== What you have to do ==
The lines wanted are those in the data below that include "Schedule".

++++ Material provided

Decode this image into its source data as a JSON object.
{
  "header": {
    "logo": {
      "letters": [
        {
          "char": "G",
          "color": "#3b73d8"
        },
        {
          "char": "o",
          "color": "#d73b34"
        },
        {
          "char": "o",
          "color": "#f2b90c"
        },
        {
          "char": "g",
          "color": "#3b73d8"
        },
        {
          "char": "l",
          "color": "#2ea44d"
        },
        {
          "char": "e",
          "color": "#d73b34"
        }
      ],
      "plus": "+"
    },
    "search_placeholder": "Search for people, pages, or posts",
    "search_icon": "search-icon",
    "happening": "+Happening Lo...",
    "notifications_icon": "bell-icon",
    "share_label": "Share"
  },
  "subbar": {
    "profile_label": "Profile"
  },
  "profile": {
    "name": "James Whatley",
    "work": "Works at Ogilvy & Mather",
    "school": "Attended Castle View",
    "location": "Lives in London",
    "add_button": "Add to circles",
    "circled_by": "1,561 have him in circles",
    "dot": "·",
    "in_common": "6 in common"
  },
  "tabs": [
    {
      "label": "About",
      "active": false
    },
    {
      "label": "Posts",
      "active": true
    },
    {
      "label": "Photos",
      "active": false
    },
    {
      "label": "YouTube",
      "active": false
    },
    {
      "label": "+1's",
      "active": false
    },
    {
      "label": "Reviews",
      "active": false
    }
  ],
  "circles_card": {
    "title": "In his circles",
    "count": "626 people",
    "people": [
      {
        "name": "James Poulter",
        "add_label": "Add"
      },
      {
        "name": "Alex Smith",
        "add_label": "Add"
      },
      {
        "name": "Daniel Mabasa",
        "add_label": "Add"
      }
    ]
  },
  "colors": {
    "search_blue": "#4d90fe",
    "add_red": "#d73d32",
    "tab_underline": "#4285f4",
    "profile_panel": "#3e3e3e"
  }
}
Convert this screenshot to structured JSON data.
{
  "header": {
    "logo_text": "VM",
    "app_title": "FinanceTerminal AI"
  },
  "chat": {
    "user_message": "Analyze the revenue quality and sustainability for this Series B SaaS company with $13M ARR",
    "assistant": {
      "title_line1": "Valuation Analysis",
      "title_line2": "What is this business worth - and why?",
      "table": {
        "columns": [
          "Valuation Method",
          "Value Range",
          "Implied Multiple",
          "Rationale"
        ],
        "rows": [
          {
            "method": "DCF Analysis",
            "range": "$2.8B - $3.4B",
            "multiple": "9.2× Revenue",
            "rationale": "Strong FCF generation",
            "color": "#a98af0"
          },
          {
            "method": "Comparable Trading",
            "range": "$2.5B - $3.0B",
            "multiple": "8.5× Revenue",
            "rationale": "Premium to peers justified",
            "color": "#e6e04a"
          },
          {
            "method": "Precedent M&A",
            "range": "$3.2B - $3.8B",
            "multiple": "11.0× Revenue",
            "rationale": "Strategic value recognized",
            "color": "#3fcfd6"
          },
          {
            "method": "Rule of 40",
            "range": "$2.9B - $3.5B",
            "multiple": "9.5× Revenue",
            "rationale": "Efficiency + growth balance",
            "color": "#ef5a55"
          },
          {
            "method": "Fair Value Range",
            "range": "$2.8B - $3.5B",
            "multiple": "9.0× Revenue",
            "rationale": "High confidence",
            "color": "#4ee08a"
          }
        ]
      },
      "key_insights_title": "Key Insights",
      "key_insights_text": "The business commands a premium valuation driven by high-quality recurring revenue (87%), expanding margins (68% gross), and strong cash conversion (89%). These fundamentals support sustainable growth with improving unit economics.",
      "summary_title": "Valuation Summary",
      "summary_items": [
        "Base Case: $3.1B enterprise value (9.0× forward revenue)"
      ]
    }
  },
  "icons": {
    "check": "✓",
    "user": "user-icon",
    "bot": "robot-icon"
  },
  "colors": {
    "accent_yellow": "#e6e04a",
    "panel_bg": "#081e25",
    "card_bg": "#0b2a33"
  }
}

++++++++
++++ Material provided

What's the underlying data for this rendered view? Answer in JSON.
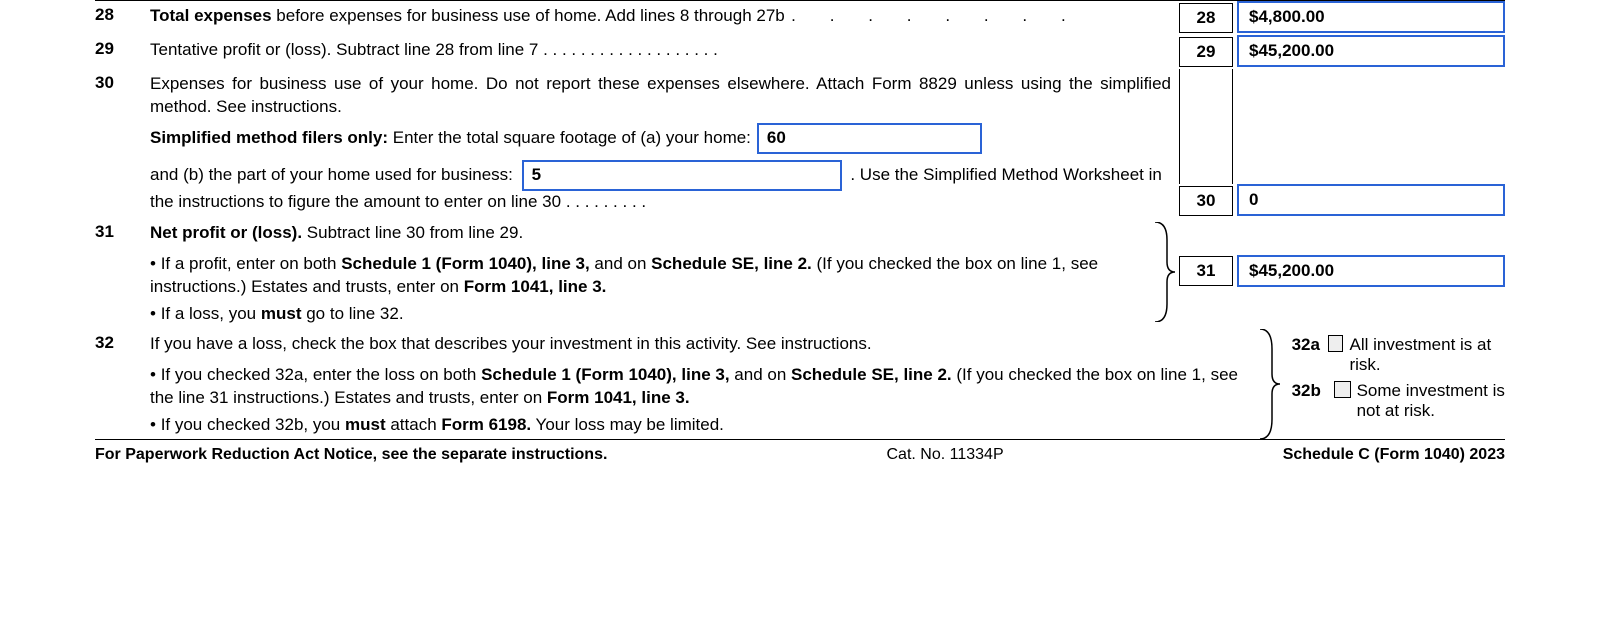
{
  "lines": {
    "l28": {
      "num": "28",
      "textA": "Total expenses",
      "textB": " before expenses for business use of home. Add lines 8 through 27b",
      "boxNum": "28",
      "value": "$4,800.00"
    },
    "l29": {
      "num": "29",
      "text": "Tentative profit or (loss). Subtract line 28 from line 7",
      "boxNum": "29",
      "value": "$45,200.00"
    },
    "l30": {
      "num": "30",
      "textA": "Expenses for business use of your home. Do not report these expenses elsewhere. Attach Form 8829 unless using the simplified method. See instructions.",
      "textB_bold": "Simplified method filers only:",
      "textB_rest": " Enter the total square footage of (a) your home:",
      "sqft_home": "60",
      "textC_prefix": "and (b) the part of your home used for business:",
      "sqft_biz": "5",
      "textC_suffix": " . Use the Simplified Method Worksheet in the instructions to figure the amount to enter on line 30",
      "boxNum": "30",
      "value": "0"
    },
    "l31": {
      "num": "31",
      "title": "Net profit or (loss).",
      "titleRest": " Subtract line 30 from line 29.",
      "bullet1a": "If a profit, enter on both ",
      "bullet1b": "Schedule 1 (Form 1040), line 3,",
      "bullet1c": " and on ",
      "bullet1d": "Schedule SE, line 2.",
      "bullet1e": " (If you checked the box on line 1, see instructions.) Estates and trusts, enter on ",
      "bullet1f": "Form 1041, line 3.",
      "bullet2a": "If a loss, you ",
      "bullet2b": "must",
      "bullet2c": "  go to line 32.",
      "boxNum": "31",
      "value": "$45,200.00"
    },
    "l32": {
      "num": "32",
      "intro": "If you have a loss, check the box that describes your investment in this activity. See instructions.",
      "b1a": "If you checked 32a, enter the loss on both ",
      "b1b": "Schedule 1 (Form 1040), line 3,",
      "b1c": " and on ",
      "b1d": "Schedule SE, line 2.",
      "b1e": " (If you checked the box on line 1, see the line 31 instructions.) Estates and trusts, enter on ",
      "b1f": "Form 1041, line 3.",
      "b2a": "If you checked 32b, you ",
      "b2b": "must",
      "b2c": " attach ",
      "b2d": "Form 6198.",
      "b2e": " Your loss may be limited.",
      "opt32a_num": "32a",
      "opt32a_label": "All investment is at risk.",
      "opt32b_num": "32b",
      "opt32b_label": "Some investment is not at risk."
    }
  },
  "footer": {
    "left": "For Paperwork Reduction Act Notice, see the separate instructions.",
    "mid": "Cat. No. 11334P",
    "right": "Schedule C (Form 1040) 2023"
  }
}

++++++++

== Exercise answer ==
      "bullet1b": "Schedule 1 (Form 1040), line 3,",
      "bullet1d": "Schedule SE, line 2.",
      "b1b": "Schedule 1 (Form 1040), line 3,",
      "b1d": "Schedule SE, line 2.",
    "right": "Schedule C (Form 1040) 2023"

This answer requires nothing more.